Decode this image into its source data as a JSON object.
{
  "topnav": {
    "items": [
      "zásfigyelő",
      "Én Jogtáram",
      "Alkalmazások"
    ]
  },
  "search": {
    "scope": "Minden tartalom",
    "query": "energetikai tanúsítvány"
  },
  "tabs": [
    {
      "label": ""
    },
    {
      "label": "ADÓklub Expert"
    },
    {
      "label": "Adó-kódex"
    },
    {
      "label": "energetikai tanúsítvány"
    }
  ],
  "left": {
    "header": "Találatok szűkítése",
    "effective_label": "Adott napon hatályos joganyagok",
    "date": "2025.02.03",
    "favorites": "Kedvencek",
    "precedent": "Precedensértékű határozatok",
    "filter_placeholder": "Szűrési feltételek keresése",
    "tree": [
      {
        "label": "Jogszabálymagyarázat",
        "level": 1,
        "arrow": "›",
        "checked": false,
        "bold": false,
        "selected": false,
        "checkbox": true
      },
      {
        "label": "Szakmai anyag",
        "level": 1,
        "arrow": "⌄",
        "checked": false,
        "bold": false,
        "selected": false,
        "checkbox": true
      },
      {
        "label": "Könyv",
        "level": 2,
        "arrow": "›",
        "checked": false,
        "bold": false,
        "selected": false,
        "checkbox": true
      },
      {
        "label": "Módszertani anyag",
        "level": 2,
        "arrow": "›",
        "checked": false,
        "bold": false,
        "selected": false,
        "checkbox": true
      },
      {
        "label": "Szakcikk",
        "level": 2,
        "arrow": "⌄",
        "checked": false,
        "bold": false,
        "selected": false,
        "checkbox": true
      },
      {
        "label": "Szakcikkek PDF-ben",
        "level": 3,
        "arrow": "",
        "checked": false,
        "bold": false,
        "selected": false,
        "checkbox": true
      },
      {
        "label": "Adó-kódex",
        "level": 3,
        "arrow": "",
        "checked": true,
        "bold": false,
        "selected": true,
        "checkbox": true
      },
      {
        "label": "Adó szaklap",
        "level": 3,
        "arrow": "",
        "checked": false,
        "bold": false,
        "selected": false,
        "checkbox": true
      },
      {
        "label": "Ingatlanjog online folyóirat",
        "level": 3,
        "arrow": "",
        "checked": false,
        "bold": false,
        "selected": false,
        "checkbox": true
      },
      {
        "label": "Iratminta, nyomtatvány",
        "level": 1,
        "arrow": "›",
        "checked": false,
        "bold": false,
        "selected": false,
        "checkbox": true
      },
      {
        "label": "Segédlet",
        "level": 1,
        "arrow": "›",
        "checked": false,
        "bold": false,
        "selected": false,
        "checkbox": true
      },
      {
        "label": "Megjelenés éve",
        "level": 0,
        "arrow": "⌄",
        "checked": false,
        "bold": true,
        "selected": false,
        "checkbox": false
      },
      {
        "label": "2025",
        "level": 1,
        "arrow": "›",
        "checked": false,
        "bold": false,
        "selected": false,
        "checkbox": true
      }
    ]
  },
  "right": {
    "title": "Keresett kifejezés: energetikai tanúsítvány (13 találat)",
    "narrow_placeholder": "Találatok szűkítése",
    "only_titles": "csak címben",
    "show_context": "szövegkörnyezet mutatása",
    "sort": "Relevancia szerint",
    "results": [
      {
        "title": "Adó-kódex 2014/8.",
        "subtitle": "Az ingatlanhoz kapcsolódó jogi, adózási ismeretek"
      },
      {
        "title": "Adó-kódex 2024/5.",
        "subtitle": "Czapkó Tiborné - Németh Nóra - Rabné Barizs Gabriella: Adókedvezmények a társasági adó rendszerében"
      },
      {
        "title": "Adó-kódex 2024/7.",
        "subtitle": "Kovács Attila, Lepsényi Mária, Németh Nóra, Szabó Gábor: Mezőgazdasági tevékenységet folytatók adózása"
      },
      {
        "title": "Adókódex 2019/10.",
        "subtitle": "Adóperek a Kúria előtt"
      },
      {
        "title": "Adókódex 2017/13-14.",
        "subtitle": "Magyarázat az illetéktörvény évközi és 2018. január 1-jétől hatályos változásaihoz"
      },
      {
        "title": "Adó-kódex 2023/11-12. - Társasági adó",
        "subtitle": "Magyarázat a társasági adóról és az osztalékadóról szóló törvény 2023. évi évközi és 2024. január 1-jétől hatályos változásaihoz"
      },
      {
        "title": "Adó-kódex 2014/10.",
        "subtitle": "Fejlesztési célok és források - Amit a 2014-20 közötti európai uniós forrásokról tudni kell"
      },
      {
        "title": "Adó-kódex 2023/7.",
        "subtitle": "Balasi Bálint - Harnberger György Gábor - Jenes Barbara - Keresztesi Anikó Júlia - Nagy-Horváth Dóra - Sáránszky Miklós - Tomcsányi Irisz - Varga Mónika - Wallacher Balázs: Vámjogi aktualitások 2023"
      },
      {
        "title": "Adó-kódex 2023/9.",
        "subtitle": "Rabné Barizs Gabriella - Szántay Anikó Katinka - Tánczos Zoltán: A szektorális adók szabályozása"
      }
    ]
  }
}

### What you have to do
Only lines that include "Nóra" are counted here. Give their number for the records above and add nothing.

### Written answer
2